Chattanooga activist Jean-Marie Lawrence announced she’s running as a Democrat for Tennessee state House District 26.
She will be challenging David Jones in the August primary to take on Republican incumbent Gerald McCormick in the general election.
“I chose to run because I find it discouraging to see so many of our government leaders disconnected from the people they serve,” she said in a prepared statement.
As a person with a disability, Lawrence understands many of the same struggles constituents face, also according to a news release.
“I consider these struggles an asset to my campaign,” she said. “The moment I’m no longer struggling, I’ve lost that connection to who I am, where I come from, and the people I serve.”
Lawrence moved to Chattanooga in 2004 and received both her bachelor’s degree in political science and a master’s in public administration from The University of Tennessee Chattanooga.
Although this is her first time running for office, she is no stranger to leadership and public service.
Lawrence is an alumnus of Omega Phi Alpha National Service Sorority and has previously held leadership positions while serving on the Mayor’s Council on Disabilities and the Ms. Wheelchair Tennessee Board of Directors.
In addition, Lawrence currently serves on the Transportation Planning Organization’s Human Services Transportation Committee and the State Council on Developmental Disabilities, and she is Co-Chair of the Chattanooga Democratic Socialists of America.
Education, employment, and healthcare will all be a main focus in Lawrence’s campaign, according to the news release.
Growing up the daughter of a special education teacher taught Lawrence a respect for education, educators, and students.
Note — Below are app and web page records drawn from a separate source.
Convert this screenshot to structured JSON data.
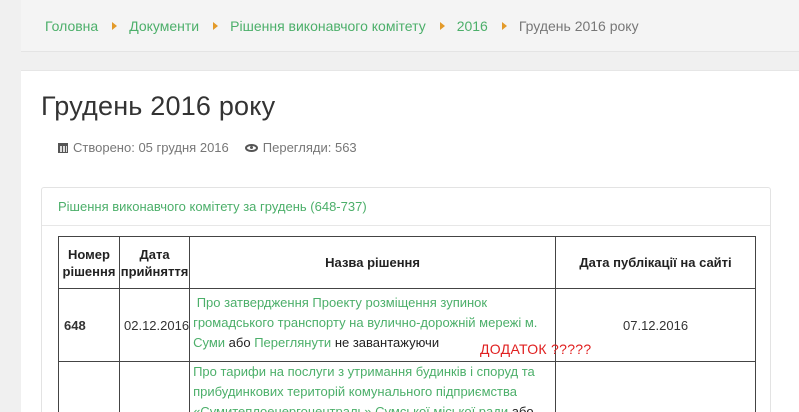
{
  "breadcrumb": {
    "items": [
      "Головна",
      "Документи",
      "Рішення виконавчого комітету",
      "2016"
    ],
    "current": "Грудень 2016 року"
  },
  "page": {
    "title": "Грудень 2016 року",
    "created_label": "Створено:",
    "created_date": "05 грудня 2016",
    "views_label": "Перегляди:",
    "views_count": "563"
  },
  "panel": {
    "heading": "Рішення виконавчого комітету за грудень (648-737)"
  },
  "table": {
    "headers": {
      "number_line1": "Номер",
      "number_line2": "рішення",
      "date_line1": "Дата",
      "date_line2": "прийняття",
      "name": "Назва рішення",
      "published": "Дата публікації на сайті"
    },
    "rows": [
      {
        "number": "648",
        "date": "02.12.2016",
        "title_link": "Про затвердження Проекту розміщення зупинок громадського транспорту на вулично-дорожній мережі м. Суми",
        "or1": "або",
        "view_link": "Переглянути",
        "tail": "не завантажуючи",
        "published": "07.12.2016"
      },
      {
        "number": "",
        "date": "",
        "title_link": "Про тарифи на послуги з утримання будинків і споруд та прибудинкових територій комунального підприємства «Сумитеплоенергоцентраль» Сумської міської ради",
        "or1": "або",
        "published": ""
      }
    ]
  },
  "annotation": "ДОДАТОК ?????",
  "colors": {
    "link": "#4caf6a",
    "separator": "#e39a2a",
    "annotation": "#e02020"
  }
}
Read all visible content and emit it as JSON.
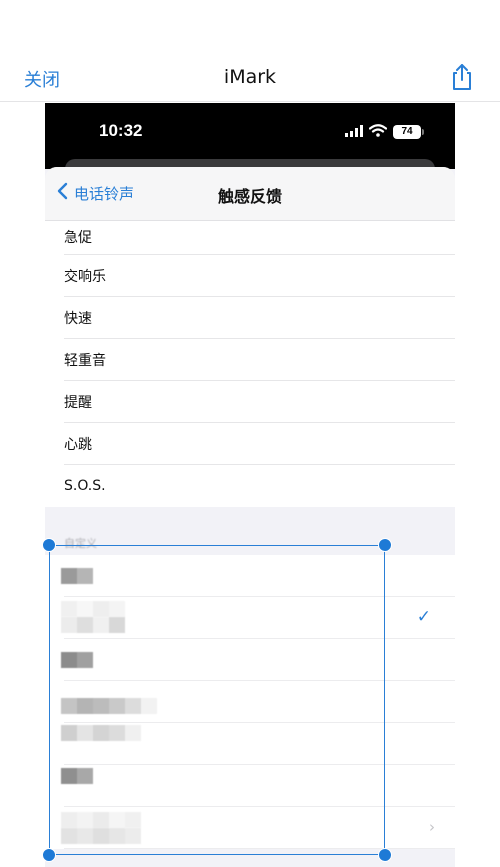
{
  "app_header": {
    "close_label": "关闭",
    "title": "iMark",
    "share_icon": "share-icon"
  },
  "status_bar": {
    "time": "10:32",
    "battery": "74"
  },
  "nav": {
    "back_label": "电话铃声",
    "title": "触感反馈"
  },
  "haptics": {
    "items": [
      {
        "label": "急促"
      },
      {
        "label": "交响乐"
      },
      {
        "label": "快速"
      },
      {
        "label": "轻重音"
      },
      {
        "label": "提醒"
      },
      {
        "label": "心跳"
      },
      {
        "label": "S.O.S."
      }
    ]
  },
  "custom_section": {
    "header": "自定义"
  },
  "colors": {
    "accent": "#2a7fd6",
    "selection_handle": "#1e7ad6",
    "separator": "#e6e6e8",
    "grouped_background": "#f2f2f7"
  }
}
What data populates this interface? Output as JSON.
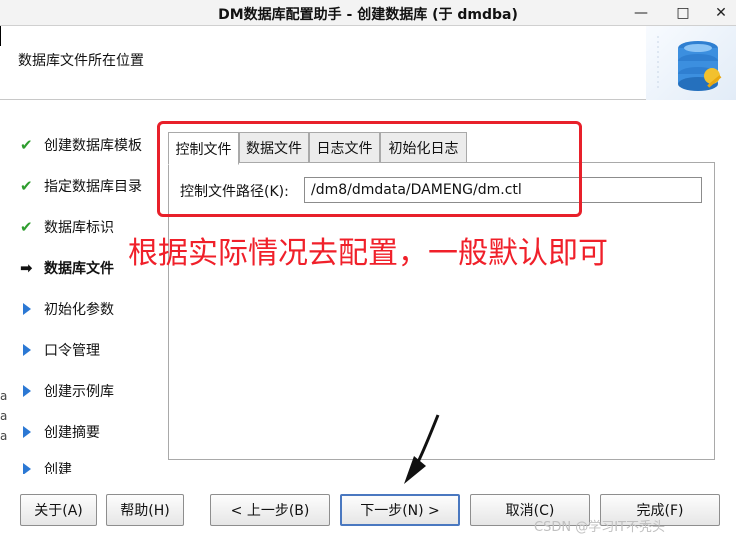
{
  "window": {
    "title": "DM数据库配置助手 - 创建数据库 (于 dmdba)",
    "minimize": "—",
    "maximize": "□",
    "close": "✕"
  },
  "header": {
    "title": "数据库文件所在位置",
    "icon": "database-settings-icon"
  },
  "nav": {
    "items": [
      {
        "label": "创建数据库模板",
        "state": "done"
      },
      {
        "label": "指定数据库目录",
        "state": "done"
      },
      {
        "label": "数据库标识",
        "state": "done"
      },
      {
        "label": "数据库文件",
        "state": "current"
      },
      {
        "label": "初始化参数",
        "state": "pending"
      },
      {
        "label": "口令管理",
        "state": "pending"
      },
      {
        "label": "创建示例库",
        "state": "pending"
      },
      {
        "label": "创建摘要",
        "state": "pending"
      },
      {
        "label": "创建",
        "state": "pending"
      }
    ]
  },
  "side_edge": [
    "a",
    "a",
    "a"
  ],
  "tabs": [
    {
      "label": "控制文件",
      "active": true
    },
    {
      "label": "数据文件",
      "active": false
    },
    {
      "label": "日志文件",
      "active": false
    },
    {
      "label": "初始化日志",
      "active": false
    }
  ],
  "control_file": {
    "label": "控制文件路径(K):",
    "value": "/dm8/dmdata/DAMENG/dm.ctl"
  },
  "annotation": {
    "text": "根据实际情况去配置，一般默认即可",
    "color": "#f0202a"
  },
  "buttons": {
    "about": "关于(A)",
    "help": "帮助(H)",
    "prev": "< 上一步(B)",
    "next": "下一步(N) >",
    "cancel": "取消(C)",
    "finish": "完成(F)"
  },
  "watermark": "CSDN @学习IT不秃头",
  "colors": {
    "check": "#2e9d2e",
    "pending_arrow": "#2b78d4",
    "annotation_red": "#e8202a"
  }
}
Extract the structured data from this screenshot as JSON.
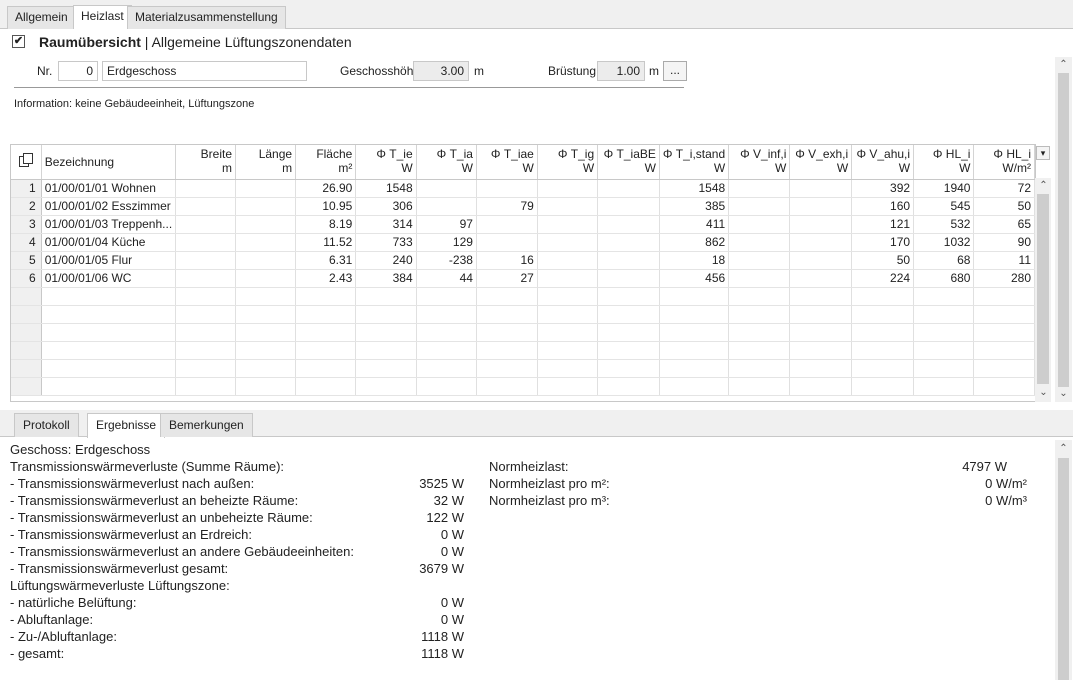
{
  "tabs": [
    "Allgemein",
    "Heizlast",
    "Materialzusammenstellung"
  ],
  "active_tab": "Heizlast",
  "header": {
    "checkbox_mark": "✔",
    "title_bold": "Raumübersicht",
    "title_sep": " | ",
    "title_rest": "Allgemeine Lüftungszonendaten"
  },
  "form": {
    "nr_label": "Nr.",
    "nr_value": "0",
    "name_value": "Erdgeschoss",
    "height_label": "Geschosshöhe",
    "height_value": "3.00",
    "height_unit": "m",
    "sill_label": "Brüstung",
    "sill_value": "1.00",
    "sill_unit": "m",
    "more_button": "..."
  },
  "info": "Information: keine Gebäudeeinheit, Lüftungszone",
  "grid": {
    "copy_icon": "copy-icon",
    "columns": [
      {
        "name": "Bezeichnung",
        "unit": ""
      },
      {
        "name": "Breite",
        "unit": "m"
      },
      {
        "name": "Länge",
        "unit": "m"
      },
      {
        "name": "Fläche",
        "unit": "m²"
      },
      {
        "name": "Φ T_ie",
        "unit": "W"
      },
      {
        "name": "Φ T_ia",
        "unit": "W"
      },
      {
        "name": "Φ T_iae",
        "unit": "W"
      },
      {
        "name": "Φ T_ig",
        "unit": "W"
      },
      {
        "name": "Φ T_iaBE",
        "unit": "W"
      },
      {
        "name": "Φ T_i,stand",
        "unit": "W"
      },
      {
        "name": "Φ V_inf,i",
        "unit": "W"
      },
      {
        "name": "Φ V_exh,i",
        "unit": "W"
      },
      {
        "name": "Φ V_ahu,i",
        "unit": "W"
      },
      {
        "name": "Φ HL_i",
        "unit": "W"
      },
      {
        "name": "Φ HL_i",
        "unit": "W/m²"
      }
    ],
    "rows": [
      {
        "idx": "1",
        "cells": [
          "01/00/01/01 Wohnen",
          "",
          "",
          "26.90",
          "1548",
          "",
          "",
          "",
          "",
          "1548",
          "",
          "",
          "392",
          "1940",
          "72"
        ]
      },
      {
        "idx": "2",
        "cells": [
          "01/00/01/02 Esszimmer",
          "",
          "",
          "10.95",
          "306",
          "",
          "79",
          "",
          "",
          "385",
          "",
          "",
          "160",
          "545",
          "50"
        ]
      },
      {
        "idx": "3",
        "cells": [
          "01/00/01/03 Treppenh...",
          "",
          "",
          "8.19",
          "314",
          "97",
          "",
          "",
          "",
          "411",
          "",
          "",
          "121",
          "532",
          "65"
        ]
      },
      {
        "idx": "4",
        "cells": [
          "01/00/01/04 Küche",
          "",
          "",
          "11.52",
          "733",
          "129",
          "",
          "",
          "",
          "862",
          "",
          "",
          "170",
          "1032",
          "90"
        ]
      },
      {
        "idx": "5",
        "cells": [
          "01/00/01/05 Flur",
          "",
          "",
          "6.31",
          "240",
          "-238",
          "16",
          "",
          "",
          "18",
          "",
          "",
          "50",
          "68",
          "11"
        ]
      },
      {
        "idx": "6",
        "cells": [
          "01/00/01/06 WC",
          "",
          "",
          "2.43",
          "384",
          "44",
          "27",
          "",
          "",
          "456",
          "",
          "",
          "224",
          "680",
          "280"
        ]
      }
    ],
    "empty_rows": 6
  },
  "bottom_tabs": [
    "Protokoll",
    "Ergebnisse",
    "Bemerkungen"
  ],
  "bottom_active_tab": "Ergebnisse",
  "results": {
    "left": [
      {
        "label": "Geschoss: Erdgeschoss",
        "value": ""
      },
      {
        "label": "Transmissionswärmeverluste (Summe Räume):",
        "value": ""
      },
      {
        "label": "- Transmissionswärmeverlust nach außen:",
        "value": "3525 W"
      },
      {
        "label": "- Transmissionswärmeverlust an beheizte Räume:",
        "value": "32 W"
      },
      {
        "label": "- Transmissionswärmeverlust an unbeheizte Räume:",
        "value": "122 W"
      },
      {
        "label": "- Transmissionswärmeverlust an Erdreich:",
        "value": "0 W"
      },
      {
        "label": "- Transmissionswärmeverlust an andere Gebäudeeinheiten:",
        "value": "0 W"
      },
      {
        "label": "- Transmissionswärmeverlust gesamt:",
        "value": "3679 W"
      },
      {
        "label": "Lüftungswärmeverluste Lüftungszone:",
        "value": ""
      },
      {
        "label": "- natürliche Belüftung:",
        "value": "0 W"
      },
      {
        "label": "- Abluftanlage:",
        "value": "0 W"
      },
      {
        "label": "- Zu-/Abluftanlage:",
        "value": "1118 W"
      },
      {
        "label": "- gesamt:",
        "value": "1118 W"
      }
    ],
    "right": [
      {
        "label": "Normheizlast:",
        "value": "4797 W"
      },
      {
        "label": "Normheizlast pro m²:",
        "value": "0 W/m²"
      },
      {
        "label": "Normheizlast pro m³:",
        "value": "0 W/m³"
      }
    ]
  },
  "colors": {
    "tab_bg": "#e6e6e6",
    "grid_index_bg": "#f0f0f0",
    "scrollbar_thumb": "#cdcdcd"
  }
}
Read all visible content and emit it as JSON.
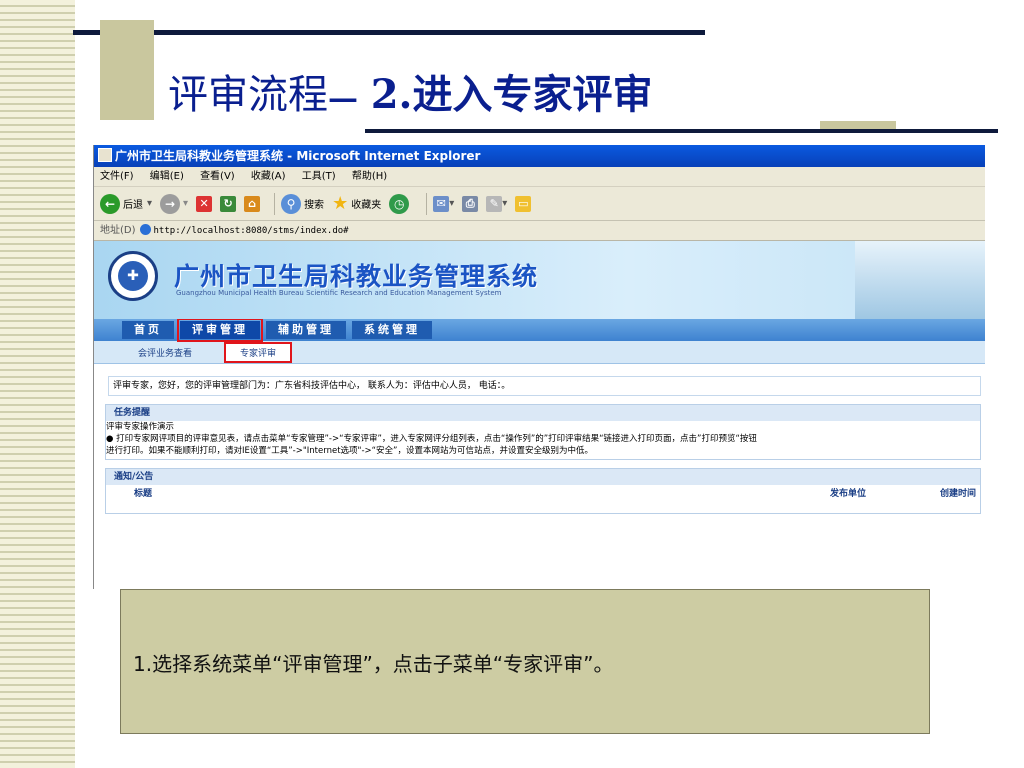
{
  "slide": {
    "title_main": "评审流程",
    "title_dash": "—",
    "title_step": "2.进入专家评审",
    "caption": "1.选择系统菜单“评审管理”，点击子菜单“专家评审”。"
  },
  "browser": {
    "window_title": "广州市卫生局科教业务管理系统 - Microsoft Internet Explorer",
    "menu": [
      "文件(F)",
      "编辑(E)",
      "查看(V)",
      "收藏(A)",
      "工具(T)",
      "帮助(H)"
    ],
    "toolbar": {
      "back": "后退",
      "search": "搜索",
      "favorites": "收藏夹"
    },
    "address_label": "地址(D)",
    "address_url": "http://localhost:8080/stms/index.do#"
  },
  "site": {
    "title": "广州市卫生局科教业务管理系统",
    "subtitle": "Guangzhou Municipal Health Bureau Scientific Research and Education Management System",
    "nav": [
      "首页",
      "评审管理",
      "辅助管理",
      "系统管理"
    ],
    "subnav": [
      "会评业务查看",
      "专家评审"
    ],
    "welcome": "评审专家，您好，您的评审管理部门为：广东省科技评估中心， 联系人为：评估中心人员， 电话：。",
    "task_panel": {
      "title": "任务提醒",
      "line1": "评审专家操作演示",
      "line2": "● 打印专家网评项目的评审意见表，请点击菜单“专家管理”->“专家评审”，进入专家网评分组列表，点击“操作列”的”打印评审结果“链接进入打印页面，点击”打印预览“按钮",
      "line3": "进行打印。如果不能顺利打印，请对IE设置“工具”->\"Internet选项\"->“安全”，设置本网站为可信站点，并设置安全级别为中低。"
    },
    "notice_panel": {
      "title": "通知/公告",
      "col_title": "标题",
      "col_org": "发布单位",
      "col_time": "创建时间"
    }
  },
  "colors": {
    "title_blue": "#0a1f8f",
    "highlight_red": "#e0151b",
    "caption_bg": "#cdcca3"
  }
}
In addition, her own disability has provided a unique lens.
“Not only did my mother teach, but she also advocated for me in school and helped teach me to advocate for myself,” she said. “I was so lucky to have a strong foundation at home and at school. It’s essential that state legislatures ensure our schools have the tools they need for every student to succeed.”
Lawrence is familiar with employment and healthcare struggles, she also said.
Her position at the University of Tennessee Chattanooga is the first full-time job she has been able to secure.
She said it was difficult to find an employer or would see past her disability and see her as an asset.
Relying on Tenncare for her healthcare needs has given Lawrence an appreciation for the struggles of others, including many working-class Tennesseans who can’t afford health insurance.
Part of her campaign will include a commitment to creating employment discrimination legislation, a living wage, and Medicaid expansion.
Lawrence will be hosting her launch party on April 24 at Mexiville on Market Street from 6 p.m. to 8 p.m.